Or maybe the difference between the two is seasoning is what's left behind after cooking and washing, and crud is what's on those pans that look like they were never taken off the stove burner.

Crud can be good, though, for it shields those old pans that have been laying around in the basement or out in a barn for years against rust to a good degree. But make no mistake, that crud is not something to be preserved.

Sure, you want to get rid of rust and crud, but what about a piece that has that nice shiny black patina? That old patina might look great, but if you think you ever want to cook in a piece of vintage cast iron cookware you've acquired from somewhere, you have to consider that you don't know what's been done to it previously, no matter how good it looks. If you cannot be absolutely certain the pan was not exposed something dangerous or even unpleasant (think insecticide or mouse pee), stripping the piece and starting over is both wiser and safer.

Sometimes, you'll encounter pieces for sale which the seller has already stripped and applied a coat of seasoning themselves. Usually, it's been done in a hurry, using too much oil in one pass, with the result being a sticky mess. You'll do better starting over with these pieces as well.

The most often-used methods for collector-approved, non-destructive cast iron cleaning utilize a lye bath and/or an electrolysis setup. Both are fairly easy to implement and work well, but do require the acquisition and assembly of some supplies and equipment, as well as the observation of some basic safety protocols.

But you may also be quite successful using just a few commonly available household items, which we'll cover as well.

Stripping & Cleaning
» Aerosol Oven Cleaner
» Vinegar Bath

» Lye Bath
» Electrolysis
» Molasses Soak
» Finishing Touches
» Cleaning Caveats
» Summary
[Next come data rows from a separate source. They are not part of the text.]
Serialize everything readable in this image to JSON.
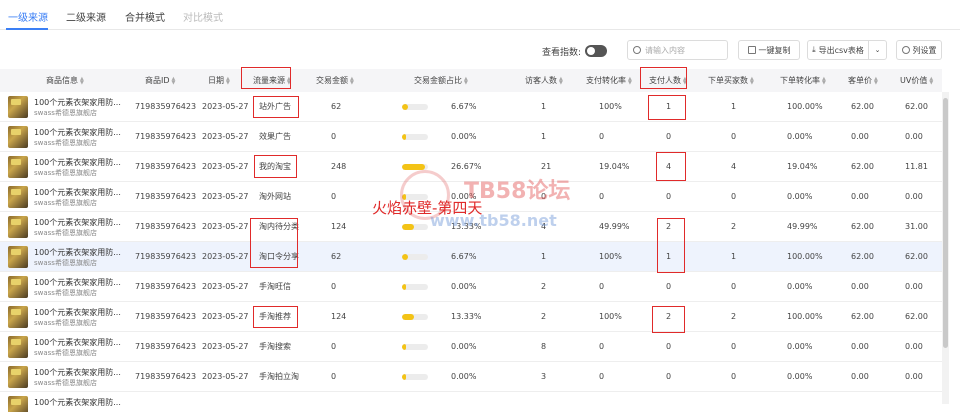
{
  "tabs": [
    "一级来源",
    "二级来源",
    "合并模式",
    "对比模式"
  ],
  "toolbar": {
    "toggle_label": "查看指数:",
    "search_placeholder": "请输入内容",
    "copy_label": "一键复制",
    "export_label": "导出csv表格",
    "columns_label": "列设置"
  },
  "columns": [
    "商品信息",
    "商品ID",
    "日期",
    "流量来源",
    "交易金额",
    "交易金额占比",
    "访客人数",
    "支付转化率",
    "支付人数",
    "下单买家数",
    "下单转化率",
    "客单价",
    "UV价值"
  ],
  "rows": [
    {
      "name": "100个元素衣架家用防...",
      "shop": "swass希德恩旗舰店",
      "id": "719835976423",
      "date": "2023-05-27",
      "source": "站外广告",
      "amount": "62",
      "share": "6.67%",
      "share_value": 0.0667,
      "visitors": "1",
      "pay_rate": "100%",
      "payers": "1",
      "order_buyers": "1",
      "order_rate": "100.00%",
      "aov": "62.00",
      "uv": "62.00"
    },
    {
      "name": "100个元素衣架家用防...",
      "shop": "swass希德恩旗舰店",
      "id": "719835976423",
      "date": "2023-05-27",
      "source": "效果广告",
      "amount": "0",
      "share": "0.00%",
      "share_value": 0,
      "visitors": "1",
      "pay_rate": "0",
      "payers": "0",
      "order_buyers": "0",
      "order_rate": "0.00%",
      "aov": "0.00",
      "uv": "0.00"
    },
    {
      "name": "100个元素衣架家用防...",
      "shop": "swass希德恩旗舰店",
      "id": "719835976423",
      "date": "2023-05-27",
      "source": "我的淘宝",
      "amount": "248",
      "share": "26.67%",
      "share_value": 0.2667,
      "visitors": "21",
      "pay_rate": "19.04%",
      "payers": "4",
      "order_buyers": "4",
      "order_rate": "19.04%",
      "aov": "62.00",
      "uv": "11.81"
    },
    {
      "name": "100个元素衣架家用防...",
      "shop": "swass希德恩旗舰店",
      "id": "719835976423",
      "date": "2023-05-27",
      "source": "淘外网站",
      "amount": "0",
      "share": "0.00%",
      "share_value": 0,
      "visitors": "0",
      "pay_rate": "0",
      "payers": "0",
      "order_buyers": "0",
      "order_rate": "0.00%",
      "aov": "0.00",
      "uv": "0.00"
    },
    {
      "name": "100个元素衣架家用防...",
      "shop": "swass希德恩旗舰店",
      "id": "719835976423",
      "date": "2023-05-27",
      "source": "淘内待分类",
      "amount": "124",
      "share": "13.33%",
      "share_value": 0.1333,
      "visitors": "4",
      "pay_rate": "49.99%",
      "payers": "2",
      "order_buyers": "2",
      "order_rate": "49.99%",
      "aov": "62.00",
      "uv": "31.00"
    },
    {
      "name": "100个元素衣架家用防...",
      "shop": "swass希德恩旗舰店",
      "id": "719835976423",
      "date": "2023-05-27",
      "source": "淘口令分享",
      "amount": "62",
      "share": "6.67%",
      "share_value": 0.0667,
      "visitors": "1",
      "pay_rate": "100%",
      "payers": "1",
      "order_buyers": "1",
      "order_rate": "100.00%",
      "aov": "62.00",
      "uv": "62.00"
    },
    {
      "name": "100个元素衣架家用防...",
      "shop": "swass希德恩旗舰店",
      "id": "719835976423",
      "date": "2023-05-27",
      "source": "手淘旺信",
      "amount": "0",
      "share": "0.00%",
      "share_value": 0,
      "visitors": "2",
      "pay_rate": "0",
      "payers": "0",
      "order_buyers": "0",
      "order_rate": "0.00%",
      "aov": "0.00",
      "uv": "0.00"
    },
    {
      "name": "100个元素衣架家用防...",
      "shop": "swass希德恩旗舰店",
      "id": "719835976423",
      "date": "2023-05-27",
      "source": "手淘推荐",
      "amount": "124",
      "share": "13.33%",
      "share_value": 0.1333,
      "visitors": "2",
      "pay_rate": "100%",
      "payers": "2",
      "order_buyers": "2",
      "order_rate": "100.00%",
      "aov": "62.00",
      "uv": "62.00"
    },
    {
      "name": "100个元素衣架家用防...",
      "shop": "swass希德恩旗舰店",
      "id": "719835976423",
      "date": "2023-05-27",
      "source": "手淘搜索",
      "amount": "0",
      "share": "0.00%",
      "share_value": 0,
      "visitors": "8",
      "pay_rate": "0",
      "payers": "0",
      "order_buyers": "0",
      "order_rate": "0.00%",
      "aov": "0.00",
      "uv": "0.00"
    },
    {
      "name": "100个元素衣架家用防...",
      "shop": "swass希德恩旗舰店",
      "id": "719835976423",
      "date": "2023-05-27",
      "source": "手淘拍立淘",
      "amount": "0",
      "share": "0.00%",
      "share_value": 0,
      "visitors": "3",
      "pay_rate": "0",
      "payers": "0",
      "order_buyers": "0",
      "order_rate": "0.00%",
      "aov": "0.00",
      "uv": "0.00"
    },
    {
      "name": "100个元素衣架家用防...",
      "shop": "",
      "id": "",
      "date": "",
      "source": "",
      "amount": "",
      "share": "",
      "share_value": 0,
      "visitors": "",
      "pay_rate": "",
      "payers": "",
      "order_buyers": "",
      "order_rate": "",
      "aov": "",
      "uv": ""
    }
  ],
  "watermark": {
    "title": "TB58论坛",
    "url": "www.tb58.net",
    "caption": "火焰赤壁-第四天"
  },
  "colors": {
    "accent": "#3b7ff5",
    "annotation": "#e02a2a",
    "bar": "#f3c316",
    "highlight_row": "#eef3fd"
  }
}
» Initial Seasoning
» About Seasoning Fats
» For Display Only

Maintenance & Storage
» Cleaning After Use
» Storage
» Display